Considering myself to be somewhat informed on this history and tradition, I found that I was reading this book with my jaw agape in amazement at some of the reported results achieved by both Dr. Aykroyd (whom Peter affectionately refers to as ‘Dr. A.’ throughout the book), as well as through the efforts of like-minded people very much the world over. For the most part Peter refrains from drawing conclusion at the proclamation of ‘proof’ brought forward to the present day by so-called psychics, and even by their own critics of the time.
He appears equally weary of the true-believer and of the ardently sceptic, though I did find myself questioning his own impartiality at the retelling of his own experiences at ‘Lily Dale’, wondering how such a learned man could have been taken so far in by such obvious trickery. But no harm was done in the end, so it bears little impact to the weight of the book.
I find myself now, having completed this journey with Peter as my guide, wondering how and why we’ve all strayed so far from the original ideas that spurred on the spiritualist movement. This book should be heralded by many as a catalyst for bringing back the more reasonable notion that ghosts (and their many, many various incarnations) are nothing at all to fear. This pursuit is, as it should be, the pursuit of physical, psychical, scientific and religious truth and knowledge, as is embodied by the following quote from the Progressive Thinker of June 28, 1928:
“…we have talked to one who has said he has been a spirit for 600 years and he has never seen ‘God’.” – Mary J. Langley
This idea fascinates me, and brings to mind so many questions, ideas, problems and conundrums, but in the spirit, emboldens me to ask each one in honesty and with a genuine desire to know the truth. Hidden below the vernacular of Peters literary voice is an underlying message that is as poignant now as it might have been to the Aykroyd family sitters some eight decades ago:

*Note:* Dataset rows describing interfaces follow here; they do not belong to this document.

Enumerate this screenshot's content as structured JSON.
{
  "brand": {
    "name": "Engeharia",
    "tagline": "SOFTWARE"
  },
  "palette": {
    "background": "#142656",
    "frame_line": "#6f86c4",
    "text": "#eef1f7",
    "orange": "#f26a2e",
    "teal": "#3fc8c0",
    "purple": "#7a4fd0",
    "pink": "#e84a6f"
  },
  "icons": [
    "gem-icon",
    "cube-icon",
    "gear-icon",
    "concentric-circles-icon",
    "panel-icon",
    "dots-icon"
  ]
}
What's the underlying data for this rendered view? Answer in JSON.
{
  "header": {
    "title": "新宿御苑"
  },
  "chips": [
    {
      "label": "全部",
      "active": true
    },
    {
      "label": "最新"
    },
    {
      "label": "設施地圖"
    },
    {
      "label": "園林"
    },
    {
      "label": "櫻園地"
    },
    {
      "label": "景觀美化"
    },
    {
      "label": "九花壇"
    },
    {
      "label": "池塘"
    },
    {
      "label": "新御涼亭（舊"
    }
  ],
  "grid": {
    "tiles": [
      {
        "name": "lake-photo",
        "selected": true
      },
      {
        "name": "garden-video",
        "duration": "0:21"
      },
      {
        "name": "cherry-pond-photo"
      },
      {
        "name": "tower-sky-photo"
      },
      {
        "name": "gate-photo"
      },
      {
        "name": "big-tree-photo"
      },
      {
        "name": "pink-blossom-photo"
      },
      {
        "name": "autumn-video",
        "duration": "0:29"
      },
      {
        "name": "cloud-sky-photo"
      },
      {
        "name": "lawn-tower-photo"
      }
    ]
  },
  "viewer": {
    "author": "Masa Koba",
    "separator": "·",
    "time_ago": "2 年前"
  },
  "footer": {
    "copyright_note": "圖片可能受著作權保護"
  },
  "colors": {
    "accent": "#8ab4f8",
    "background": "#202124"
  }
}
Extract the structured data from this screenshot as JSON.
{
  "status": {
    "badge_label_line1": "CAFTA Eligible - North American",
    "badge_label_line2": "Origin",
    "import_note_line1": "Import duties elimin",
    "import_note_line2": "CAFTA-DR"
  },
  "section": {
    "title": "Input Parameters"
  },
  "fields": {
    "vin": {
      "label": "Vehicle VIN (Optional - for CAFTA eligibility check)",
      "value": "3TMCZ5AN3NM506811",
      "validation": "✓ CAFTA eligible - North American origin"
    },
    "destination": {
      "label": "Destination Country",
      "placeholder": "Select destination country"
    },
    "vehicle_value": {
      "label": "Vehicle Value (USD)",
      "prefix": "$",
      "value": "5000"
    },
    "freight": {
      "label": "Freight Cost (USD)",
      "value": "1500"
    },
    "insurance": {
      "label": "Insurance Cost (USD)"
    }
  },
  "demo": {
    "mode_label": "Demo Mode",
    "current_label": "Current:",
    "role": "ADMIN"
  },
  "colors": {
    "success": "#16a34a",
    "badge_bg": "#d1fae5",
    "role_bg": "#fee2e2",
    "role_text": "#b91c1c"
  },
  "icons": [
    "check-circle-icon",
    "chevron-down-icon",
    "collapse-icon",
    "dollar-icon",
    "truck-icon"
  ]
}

“People these days can’t seem to tolerate one moment without entertainment.” – Samuel Agustus Aykroyd